[Data records for software interfaces]
· · ·
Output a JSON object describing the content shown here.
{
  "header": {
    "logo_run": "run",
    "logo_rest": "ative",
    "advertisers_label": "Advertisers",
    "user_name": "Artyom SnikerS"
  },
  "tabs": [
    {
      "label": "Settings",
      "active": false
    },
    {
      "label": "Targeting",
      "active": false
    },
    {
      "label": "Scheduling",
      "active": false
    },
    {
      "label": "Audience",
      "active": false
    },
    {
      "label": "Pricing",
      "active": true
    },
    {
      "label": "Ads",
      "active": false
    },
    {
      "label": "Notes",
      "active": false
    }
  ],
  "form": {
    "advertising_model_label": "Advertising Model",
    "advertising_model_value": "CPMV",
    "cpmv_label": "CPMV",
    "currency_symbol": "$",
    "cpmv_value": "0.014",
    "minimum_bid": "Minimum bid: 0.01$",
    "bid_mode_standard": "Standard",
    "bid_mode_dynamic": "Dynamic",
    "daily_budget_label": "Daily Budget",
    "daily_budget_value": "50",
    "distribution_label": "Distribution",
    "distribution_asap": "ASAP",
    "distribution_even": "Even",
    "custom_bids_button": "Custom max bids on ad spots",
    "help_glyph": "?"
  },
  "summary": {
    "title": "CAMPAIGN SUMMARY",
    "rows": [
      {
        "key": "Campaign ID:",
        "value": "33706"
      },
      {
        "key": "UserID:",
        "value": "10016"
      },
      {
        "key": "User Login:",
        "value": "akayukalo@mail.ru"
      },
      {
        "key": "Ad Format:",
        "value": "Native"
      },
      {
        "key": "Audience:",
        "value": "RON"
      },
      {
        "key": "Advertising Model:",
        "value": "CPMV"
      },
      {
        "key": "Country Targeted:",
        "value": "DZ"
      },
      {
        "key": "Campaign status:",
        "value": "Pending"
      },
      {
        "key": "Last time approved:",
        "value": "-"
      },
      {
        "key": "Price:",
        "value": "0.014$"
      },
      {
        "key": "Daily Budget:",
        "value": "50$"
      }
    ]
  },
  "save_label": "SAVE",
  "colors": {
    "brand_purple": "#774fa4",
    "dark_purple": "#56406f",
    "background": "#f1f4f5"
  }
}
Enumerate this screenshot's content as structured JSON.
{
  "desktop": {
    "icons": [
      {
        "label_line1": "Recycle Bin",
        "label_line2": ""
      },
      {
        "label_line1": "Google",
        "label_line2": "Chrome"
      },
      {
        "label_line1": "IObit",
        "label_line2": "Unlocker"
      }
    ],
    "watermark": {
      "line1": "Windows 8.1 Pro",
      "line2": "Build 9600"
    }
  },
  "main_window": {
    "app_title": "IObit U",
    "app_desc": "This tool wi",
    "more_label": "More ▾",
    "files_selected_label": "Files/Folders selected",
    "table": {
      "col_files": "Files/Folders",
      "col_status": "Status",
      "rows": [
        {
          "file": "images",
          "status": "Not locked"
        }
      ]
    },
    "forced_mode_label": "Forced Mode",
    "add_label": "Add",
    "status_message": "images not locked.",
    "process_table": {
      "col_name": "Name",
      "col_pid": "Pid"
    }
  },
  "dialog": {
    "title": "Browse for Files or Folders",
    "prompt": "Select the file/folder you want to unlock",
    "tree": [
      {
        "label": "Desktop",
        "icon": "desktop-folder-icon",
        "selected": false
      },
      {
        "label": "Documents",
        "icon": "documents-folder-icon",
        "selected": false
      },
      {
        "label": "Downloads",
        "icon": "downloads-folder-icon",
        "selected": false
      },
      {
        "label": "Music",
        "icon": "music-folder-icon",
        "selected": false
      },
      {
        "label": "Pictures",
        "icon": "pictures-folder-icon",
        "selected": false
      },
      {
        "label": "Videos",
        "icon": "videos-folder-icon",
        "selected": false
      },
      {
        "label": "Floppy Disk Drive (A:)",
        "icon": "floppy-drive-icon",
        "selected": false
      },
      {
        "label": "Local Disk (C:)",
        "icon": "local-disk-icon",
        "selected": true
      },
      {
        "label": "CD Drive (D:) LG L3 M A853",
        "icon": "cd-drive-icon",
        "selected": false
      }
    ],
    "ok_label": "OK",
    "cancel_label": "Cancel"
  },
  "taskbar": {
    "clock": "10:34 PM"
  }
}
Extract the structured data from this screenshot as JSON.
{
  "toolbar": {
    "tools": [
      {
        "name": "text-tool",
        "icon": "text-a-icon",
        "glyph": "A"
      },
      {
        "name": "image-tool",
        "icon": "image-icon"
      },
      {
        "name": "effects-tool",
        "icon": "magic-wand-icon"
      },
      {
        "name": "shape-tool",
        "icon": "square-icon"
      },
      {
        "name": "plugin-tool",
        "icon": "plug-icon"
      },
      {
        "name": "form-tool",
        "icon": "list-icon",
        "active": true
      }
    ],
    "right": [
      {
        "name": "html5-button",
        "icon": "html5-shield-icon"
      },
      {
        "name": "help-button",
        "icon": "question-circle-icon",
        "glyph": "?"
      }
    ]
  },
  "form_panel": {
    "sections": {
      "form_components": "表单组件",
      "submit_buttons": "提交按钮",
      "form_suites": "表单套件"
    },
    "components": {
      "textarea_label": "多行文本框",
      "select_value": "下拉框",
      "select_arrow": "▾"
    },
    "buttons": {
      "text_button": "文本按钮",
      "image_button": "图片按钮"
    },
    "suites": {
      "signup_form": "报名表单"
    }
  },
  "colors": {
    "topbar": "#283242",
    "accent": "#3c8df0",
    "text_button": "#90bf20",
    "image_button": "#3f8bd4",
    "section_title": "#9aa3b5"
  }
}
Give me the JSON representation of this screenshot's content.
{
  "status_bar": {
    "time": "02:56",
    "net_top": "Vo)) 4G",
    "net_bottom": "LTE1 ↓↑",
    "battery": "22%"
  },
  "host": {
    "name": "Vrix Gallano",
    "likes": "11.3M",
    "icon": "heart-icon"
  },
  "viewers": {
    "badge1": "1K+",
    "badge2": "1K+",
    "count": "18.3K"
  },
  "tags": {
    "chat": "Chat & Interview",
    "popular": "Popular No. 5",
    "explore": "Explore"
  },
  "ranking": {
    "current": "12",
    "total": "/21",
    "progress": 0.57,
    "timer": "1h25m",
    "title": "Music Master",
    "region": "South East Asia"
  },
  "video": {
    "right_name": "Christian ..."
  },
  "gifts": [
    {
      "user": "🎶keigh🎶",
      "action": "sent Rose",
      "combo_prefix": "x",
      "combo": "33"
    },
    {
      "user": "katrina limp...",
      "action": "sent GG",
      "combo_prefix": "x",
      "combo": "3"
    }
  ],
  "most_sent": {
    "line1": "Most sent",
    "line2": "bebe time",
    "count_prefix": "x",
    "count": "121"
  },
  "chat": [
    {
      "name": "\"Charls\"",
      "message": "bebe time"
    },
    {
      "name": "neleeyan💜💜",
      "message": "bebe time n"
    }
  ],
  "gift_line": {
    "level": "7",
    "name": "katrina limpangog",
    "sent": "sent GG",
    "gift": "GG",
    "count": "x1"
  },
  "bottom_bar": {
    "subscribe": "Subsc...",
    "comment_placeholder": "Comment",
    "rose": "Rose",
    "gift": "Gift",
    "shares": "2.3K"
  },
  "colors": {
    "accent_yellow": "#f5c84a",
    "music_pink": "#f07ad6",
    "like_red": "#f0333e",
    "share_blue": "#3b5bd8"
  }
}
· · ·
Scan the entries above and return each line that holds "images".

OUTPUT OF THE TASK »
          "file": "images",
    "status_message": "images not locked.",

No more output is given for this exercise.